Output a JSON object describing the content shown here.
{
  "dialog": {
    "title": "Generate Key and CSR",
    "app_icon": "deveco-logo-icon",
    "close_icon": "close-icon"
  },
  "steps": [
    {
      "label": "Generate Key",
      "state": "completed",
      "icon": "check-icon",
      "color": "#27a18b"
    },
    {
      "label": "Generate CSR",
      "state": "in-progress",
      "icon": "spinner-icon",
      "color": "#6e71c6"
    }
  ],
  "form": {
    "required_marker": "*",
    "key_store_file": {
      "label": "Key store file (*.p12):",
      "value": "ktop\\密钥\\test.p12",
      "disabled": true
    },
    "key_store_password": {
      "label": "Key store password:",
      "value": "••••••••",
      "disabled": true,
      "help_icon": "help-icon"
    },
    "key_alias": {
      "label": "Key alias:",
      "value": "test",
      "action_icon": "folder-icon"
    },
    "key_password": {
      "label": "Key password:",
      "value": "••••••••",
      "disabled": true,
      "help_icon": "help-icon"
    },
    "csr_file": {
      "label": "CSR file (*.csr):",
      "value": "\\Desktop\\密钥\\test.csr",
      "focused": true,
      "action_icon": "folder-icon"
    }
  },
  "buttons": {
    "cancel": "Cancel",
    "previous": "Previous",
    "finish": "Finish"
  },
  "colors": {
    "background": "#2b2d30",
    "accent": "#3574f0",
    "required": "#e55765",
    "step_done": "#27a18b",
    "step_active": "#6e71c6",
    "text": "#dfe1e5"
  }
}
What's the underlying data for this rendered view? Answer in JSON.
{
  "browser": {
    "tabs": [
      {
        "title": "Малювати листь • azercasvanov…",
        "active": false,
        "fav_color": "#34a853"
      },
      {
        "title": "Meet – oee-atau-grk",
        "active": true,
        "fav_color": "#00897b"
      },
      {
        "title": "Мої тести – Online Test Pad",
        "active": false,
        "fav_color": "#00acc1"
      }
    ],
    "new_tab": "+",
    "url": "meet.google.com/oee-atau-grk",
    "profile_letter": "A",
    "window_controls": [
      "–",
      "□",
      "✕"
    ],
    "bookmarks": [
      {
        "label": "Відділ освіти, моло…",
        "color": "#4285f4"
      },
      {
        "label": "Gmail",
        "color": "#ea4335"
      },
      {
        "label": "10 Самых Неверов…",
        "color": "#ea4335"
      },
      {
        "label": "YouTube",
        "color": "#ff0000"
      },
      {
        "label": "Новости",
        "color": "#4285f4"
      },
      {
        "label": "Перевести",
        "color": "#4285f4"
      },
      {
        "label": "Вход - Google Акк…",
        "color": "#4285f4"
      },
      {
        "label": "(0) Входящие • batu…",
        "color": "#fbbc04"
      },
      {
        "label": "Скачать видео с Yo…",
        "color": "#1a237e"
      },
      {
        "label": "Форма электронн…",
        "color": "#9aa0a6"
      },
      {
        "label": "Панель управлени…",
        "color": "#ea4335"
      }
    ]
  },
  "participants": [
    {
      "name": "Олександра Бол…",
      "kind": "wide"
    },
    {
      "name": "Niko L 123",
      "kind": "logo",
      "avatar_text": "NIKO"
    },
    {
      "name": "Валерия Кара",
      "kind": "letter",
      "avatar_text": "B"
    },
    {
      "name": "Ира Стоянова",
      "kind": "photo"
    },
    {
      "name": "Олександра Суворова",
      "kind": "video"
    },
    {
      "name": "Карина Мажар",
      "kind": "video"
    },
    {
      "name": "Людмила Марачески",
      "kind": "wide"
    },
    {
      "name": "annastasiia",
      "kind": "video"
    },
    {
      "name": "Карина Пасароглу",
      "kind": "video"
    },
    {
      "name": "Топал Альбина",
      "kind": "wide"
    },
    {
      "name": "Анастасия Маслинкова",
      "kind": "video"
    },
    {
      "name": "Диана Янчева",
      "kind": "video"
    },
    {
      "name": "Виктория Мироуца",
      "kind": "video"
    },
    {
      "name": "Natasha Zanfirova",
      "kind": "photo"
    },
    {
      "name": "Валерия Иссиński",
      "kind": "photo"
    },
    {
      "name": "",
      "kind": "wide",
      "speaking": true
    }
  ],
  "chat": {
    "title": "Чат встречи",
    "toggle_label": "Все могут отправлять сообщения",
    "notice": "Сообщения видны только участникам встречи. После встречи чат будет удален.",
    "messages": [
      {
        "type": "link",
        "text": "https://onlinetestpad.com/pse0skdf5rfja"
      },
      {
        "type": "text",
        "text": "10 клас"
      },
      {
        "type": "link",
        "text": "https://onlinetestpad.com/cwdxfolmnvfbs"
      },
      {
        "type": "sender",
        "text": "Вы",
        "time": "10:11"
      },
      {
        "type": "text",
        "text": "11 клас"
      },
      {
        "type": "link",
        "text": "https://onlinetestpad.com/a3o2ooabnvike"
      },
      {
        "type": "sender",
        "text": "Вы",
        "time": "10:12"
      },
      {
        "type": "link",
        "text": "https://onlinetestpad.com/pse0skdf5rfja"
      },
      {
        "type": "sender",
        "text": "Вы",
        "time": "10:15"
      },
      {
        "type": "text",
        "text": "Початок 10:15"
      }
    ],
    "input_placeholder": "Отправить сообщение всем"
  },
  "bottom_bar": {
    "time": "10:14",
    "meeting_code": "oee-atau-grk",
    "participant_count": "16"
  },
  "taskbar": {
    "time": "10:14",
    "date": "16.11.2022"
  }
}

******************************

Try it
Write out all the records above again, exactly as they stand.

Response box
Output a JSON object describing the content shown here.
{
  "dialog": {
    "title": "Generate Key and CSR",
    "app_icon": "deveco-logo-icon",
    "close_icon": "close-icon"
  },
  "steps": [
    {
      "label": "Generate Key",
      "state": "completed",
      "icon": "check-icon",
      "color": "#27a18b"
    },
    {
      "label": "Generate CSR",
      "state": "in-progress",
      "icon": "spinner-icon",
      "color": "#6e71c6"
    }
  ],
  "form": {
    "required_marker": "*",
    "key_store_file": {
      "label": "Key store file (*.p12):",
      "value": "ktop\\密钥\\test.p12",
      "disabled": true
    },
    "key_store_password": {
      "label": "Key store password:",
      "value": "••••••••",
      "disabled": true,
      "help_icon": "help-icon"
    },
    "key_alias": {
      "label": "Key alias:",
      "value": "test",
      "action_icon": "folder-icon"
    },
    "key_password": {
      "label": "Key password:",
      "value": "••••••••",
      "disabled": true,
      "help_icon": "help-icon"
    },
    "csr_file": {
      "label": "CSR file (*.csr):",
      "value": "\\Desktop\\密钥\\test.csr",
      "focused": true,
      "action_icon": "folder-icon"
    }
  },
  "buttons": {
    "cancel": "Cancel",
    "previous": "Previous",
    "finish": "Finish"
  },
  "colors": {
    "background": "#2b2d30",
    "accent": "#3574f0",
    "required": "#e55765",
    "step_done": "#27a18b",
    "step_active": "#6e71c6",
    "text": "#dfe1e5"
  }
}
What's the underlying data for this rendered view? Answer in JSON.
{
  "browser": {
    "tabs": [
      {
        "title": "Малювати листь • azercasvanov…",
        "active": false,
        "fav_color": "#34a853"
      },
      {
        "title": "Meet – oee-atau-grk",
        "active": true,
        "fav_color": "#00897b"
      },
      {
        "title": "Мої тести – Online Test Pad",
        "active": false,
        "fav_color": "#00acc1"
      }
    ],
    "new_tab": "+",
    "url": "meet.google.com/oee-atau-grk",
    "profile_letter": "A",
    "window_controls": [
      "–",
      "□",
      "✕"
    ],
    "bookmarks": [
      {
        "label": "Відділ освіти, моло…",
        "color": "#4285f4"
      },
      {
        "label": "Gmail",
        "color": "#ea4335"
      },
      {
        "label": "10 Самых Неверов…",
        "color": "#ea4335"
      },
      {
        "label": "YouTube",
        "color": "#ff0000"
      },
      {
        "label": "Новости",
        "color": "#4285f4"
      },
      {
        "label": "Перевести",
        "color": "#4285f4"
      },
      {
        "label": "Вход - Google Акк…",
        "color": "#4285f4"
      },
      {
        "label": "(0) Входящие • batu…",
        "color": "#fbbc04"
      },
      {
        "label": "Скачать видео с Yo…",
        "color": "#1a237e"
      },
      {
        "label": "Форма электронн…",
        "color": "#9aa0a6"
      },
      {
        "label": "Панель управлени…",
        "color": "#ea4335"
      }
    ]
  },
  "participants": [
    {
      "name": "Олександра Бол…",
      "kind": "wide"
    },
    {
      "name": "Niko L 123",
      "kind": "logo",
      "avatar_text": "NIKO"
    },
    {
      "name": "Валерия Кара",
      "kind": "letter",
      "avatar_text": "B"
    },
    {
      "name": "Ира Стоянова",
      "kind": "photo"
    },
    {
      "name": "Олександра Суворова",
      "kind": "video"
    },
    {
      "name": "Карина Мажар",
      "kind": "video"
    },
    {
      "name": "Людмила Марачески",
      "kind": "wide"
    },
    {
      "name": "annastasiia",
      "kind": "video"
    },
    {
      "name": "Карина Пасароглу",
      "kind": "video"
    },
    {
      "name": "Топал Альбина",
      "kind": "wide"
    },
    {
      "name": "Анастасия Маслинкова",
      "kind": "video"
    },
    {
      "name": "Диана Янчева",
      "kind": "video"
    },
    {
      "name": "Виктория Мироуца",
      "kind": "video"
    },
    {
      "name": "Natasha Zanfirova",
      "kind": "photo"
    },
    {
      "name": "Валерия Иссиński",
      "kind": "photo"
    },
    {
      "name": "",
      "kind": "wide",
      "speaking": true
    }
  ],
  "chat": {
    "title": "Чат встречи",
    "toggle_label": "Все могут отправлять сообщения",
    "notice": "Сообщения видны только участникам встречи. После встречи чат будет удален.",
    "messages": [
      {
        "type": "link",
        "text": "https://onlinetestpad.com/pse0skdf5rfja"
      },
      {
        "type": "text",
        "text": "10 клас"
      },
      {
        "type": "link",
        "text": "https://onlinetestpad.com/cwdxfolmnvfbs"
      },
      {
        "type": "sender",
        "text": "Вы",
        "time": "10:11"
      },
      {
        "type": "text",
        "text": "11 клас"
      },
      {
        "type": "link",
        "text": "https://onlinetestpad.com/a3o2ooabnvike"
      },
      {
        "type": "sender",
        "text": "Вы",
        "time": "10:12"
      },
      {
        "type": "link",
        "text": "https://onlinetestpad.com/pse0skdf5rfja"
      },
      {
        "type": "sender",
        "text": "Вы",
        "time": "10:15"
      },
      {
        "type": "text",
        "text": "Початок 10:15"
      }
    ],
    "input_placeholder": "Отправить сообщение всем"
  },
  "bottom_bar": {
    "time": "10:14",
    "meeting_code": "oee-atau-grk",
    "participant_count": "16"
  },
  "taskbar": {
    "time": "10:14",
    "date": "16.11.2022"
  }
}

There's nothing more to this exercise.